In 1985 the Landschaftsverband Westfalen-Lippe and the local authority of Kreis Unna rented rooms in the castle and converted them for use as a museum. Since then, in conjunction with the Stiftung Preußischer Kulturbesitz, various exhibitions have been held here. In the west wing are kept the archives of Freiherr vom Stein, who lived in the castle from 1824 until his death in 1831, and also the archives of the former monastery. In the former abbey church is a portrait bust of the period around 1160 of the Emperor Frederick Barbarossa made of gilt bronze.
Nowadays Schloss Cappenberg is an excursion destination, with a museum, and is part of the Industry Heritage Trail. Art exhibitions and concerts are regularly held there.References:
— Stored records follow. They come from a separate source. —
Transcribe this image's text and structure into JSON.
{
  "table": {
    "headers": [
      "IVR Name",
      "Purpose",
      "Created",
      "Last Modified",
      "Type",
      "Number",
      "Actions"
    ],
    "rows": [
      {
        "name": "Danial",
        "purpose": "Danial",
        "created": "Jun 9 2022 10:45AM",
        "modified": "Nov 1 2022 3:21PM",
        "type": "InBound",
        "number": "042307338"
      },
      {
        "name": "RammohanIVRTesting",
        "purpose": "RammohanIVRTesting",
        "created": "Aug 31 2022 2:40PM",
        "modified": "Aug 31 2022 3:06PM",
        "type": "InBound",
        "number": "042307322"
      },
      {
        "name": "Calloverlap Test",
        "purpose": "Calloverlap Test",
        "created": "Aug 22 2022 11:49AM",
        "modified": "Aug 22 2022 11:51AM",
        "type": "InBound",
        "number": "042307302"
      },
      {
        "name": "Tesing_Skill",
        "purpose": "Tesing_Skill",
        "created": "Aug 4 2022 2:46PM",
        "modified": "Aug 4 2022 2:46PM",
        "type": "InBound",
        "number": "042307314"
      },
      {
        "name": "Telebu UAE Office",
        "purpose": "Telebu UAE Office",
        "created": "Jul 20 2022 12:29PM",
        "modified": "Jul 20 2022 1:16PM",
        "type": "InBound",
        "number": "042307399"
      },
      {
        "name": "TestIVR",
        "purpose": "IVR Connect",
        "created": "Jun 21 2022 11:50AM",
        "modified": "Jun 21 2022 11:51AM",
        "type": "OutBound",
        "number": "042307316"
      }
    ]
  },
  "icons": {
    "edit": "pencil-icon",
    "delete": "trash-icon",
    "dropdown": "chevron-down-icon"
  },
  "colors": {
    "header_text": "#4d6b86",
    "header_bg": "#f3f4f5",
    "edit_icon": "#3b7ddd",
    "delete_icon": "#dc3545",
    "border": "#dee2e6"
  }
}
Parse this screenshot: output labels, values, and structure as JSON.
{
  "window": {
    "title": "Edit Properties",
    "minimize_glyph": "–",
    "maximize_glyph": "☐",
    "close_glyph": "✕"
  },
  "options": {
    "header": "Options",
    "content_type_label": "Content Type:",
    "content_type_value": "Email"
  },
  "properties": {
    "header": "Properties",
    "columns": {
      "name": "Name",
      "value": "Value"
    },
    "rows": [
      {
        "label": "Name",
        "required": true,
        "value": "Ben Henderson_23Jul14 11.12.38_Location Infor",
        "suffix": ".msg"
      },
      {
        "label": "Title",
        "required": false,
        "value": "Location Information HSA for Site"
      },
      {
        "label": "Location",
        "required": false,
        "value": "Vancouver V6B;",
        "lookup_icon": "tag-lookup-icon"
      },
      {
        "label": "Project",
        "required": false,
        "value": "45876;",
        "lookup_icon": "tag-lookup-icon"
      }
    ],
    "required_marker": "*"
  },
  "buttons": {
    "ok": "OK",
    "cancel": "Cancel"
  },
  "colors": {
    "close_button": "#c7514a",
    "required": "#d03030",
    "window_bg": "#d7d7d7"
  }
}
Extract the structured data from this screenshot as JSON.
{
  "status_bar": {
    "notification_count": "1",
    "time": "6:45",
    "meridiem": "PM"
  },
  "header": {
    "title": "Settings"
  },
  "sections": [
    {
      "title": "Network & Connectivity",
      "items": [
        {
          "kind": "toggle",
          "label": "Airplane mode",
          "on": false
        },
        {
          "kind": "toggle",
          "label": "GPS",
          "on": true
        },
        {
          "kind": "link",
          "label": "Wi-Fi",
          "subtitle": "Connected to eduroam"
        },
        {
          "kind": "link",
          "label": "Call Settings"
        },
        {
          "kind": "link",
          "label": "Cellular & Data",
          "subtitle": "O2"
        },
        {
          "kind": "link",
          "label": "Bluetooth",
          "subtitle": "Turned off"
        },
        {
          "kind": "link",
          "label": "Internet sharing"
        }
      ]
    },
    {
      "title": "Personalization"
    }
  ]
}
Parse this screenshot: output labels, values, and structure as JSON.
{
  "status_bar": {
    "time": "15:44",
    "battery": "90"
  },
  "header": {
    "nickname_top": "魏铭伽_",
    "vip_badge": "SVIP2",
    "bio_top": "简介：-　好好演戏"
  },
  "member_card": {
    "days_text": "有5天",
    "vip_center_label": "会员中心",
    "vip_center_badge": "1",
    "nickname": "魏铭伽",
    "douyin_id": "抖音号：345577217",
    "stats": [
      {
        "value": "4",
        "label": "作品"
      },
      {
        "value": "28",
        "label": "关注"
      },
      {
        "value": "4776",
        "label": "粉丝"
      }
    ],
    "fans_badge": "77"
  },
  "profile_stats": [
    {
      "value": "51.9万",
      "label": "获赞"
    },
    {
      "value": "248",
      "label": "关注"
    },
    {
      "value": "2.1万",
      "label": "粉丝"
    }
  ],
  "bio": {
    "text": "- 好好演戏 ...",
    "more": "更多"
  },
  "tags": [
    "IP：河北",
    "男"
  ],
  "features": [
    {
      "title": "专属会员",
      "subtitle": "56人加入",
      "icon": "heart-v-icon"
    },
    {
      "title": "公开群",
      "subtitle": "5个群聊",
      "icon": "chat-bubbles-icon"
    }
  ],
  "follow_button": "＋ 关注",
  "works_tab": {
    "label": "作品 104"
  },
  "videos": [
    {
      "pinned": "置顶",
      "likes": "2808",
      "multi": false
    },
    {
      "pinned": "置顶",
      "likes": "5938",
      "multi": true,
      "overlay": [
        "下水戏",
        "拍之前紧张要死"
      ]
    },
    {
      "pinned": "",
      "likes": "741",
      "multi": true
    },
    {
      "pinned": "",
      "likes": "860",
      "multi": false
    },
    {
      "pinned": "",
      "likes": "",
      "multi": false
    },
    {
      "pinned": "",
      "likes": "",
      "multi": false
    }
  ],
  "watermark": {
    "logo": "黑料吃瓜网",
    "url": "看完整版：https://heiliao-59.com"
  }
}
German crusaders known as the Livonian Brothers of the Sword began construction of the Cēsis castle (Wenden) near the hill fort in 1209. When the castle was enlarged and fortified, it served as the residence for the Order's Master from 1237 till 1561, with periodic interruptions. Its ruins are some of the most majestic castle ruins in the Baltic states. Once the most important castle of the Livonian Order, it was the official residence for the masters of the order.
In 1577, during the Livonian War, the garrison destroyed the castle to prevent it from falling into the control of Ivan the Terrible, who was decisively defeated in the Battle of Wenden (1578).
In 1598 it was incorporated into the Polish-Lithuanian Commonwealth and Wenden Voivodship was created here. In 1620 Wenden was conquered by Sweden. It was rebuilt afterwards, but was destroyed again in 1703 during the Great Northern War by the Russian army and left in a ruined state. Already from the end of the 16th century, the premises of the Order's castle were adjusted to the requirements of the Cēsis Castle estate. When in 1777 the Cēsis Castle estate was obtained by Count Carl Sievers, he had his new residence house built on the site of the eastern block of the castle, joining its end wall with the fortification tower.
Since 1949, the Cēsis History Museum has been located in this New Castle of the Cēsis Castle estate. The front yard of the New Castle is enclosed by a granary and a stable-coach house, which now houses the Exhibition Hall of the Museum. Beside the granary there is the oldest brewery in Latvia, Cēsu alus darītava, which was built in 1878 during the later Count Sievers' time, but its origins date back to the period of the Livonian Order. Further on, the Cēsis Castle park is situated, which was laid out in 1812. The park has the romantic characteristic of that time, with its winding footpaths, exotic plants, and the waters of the pond reflecting the castle's ruins. Nowadays also one of the towers is open for tourists.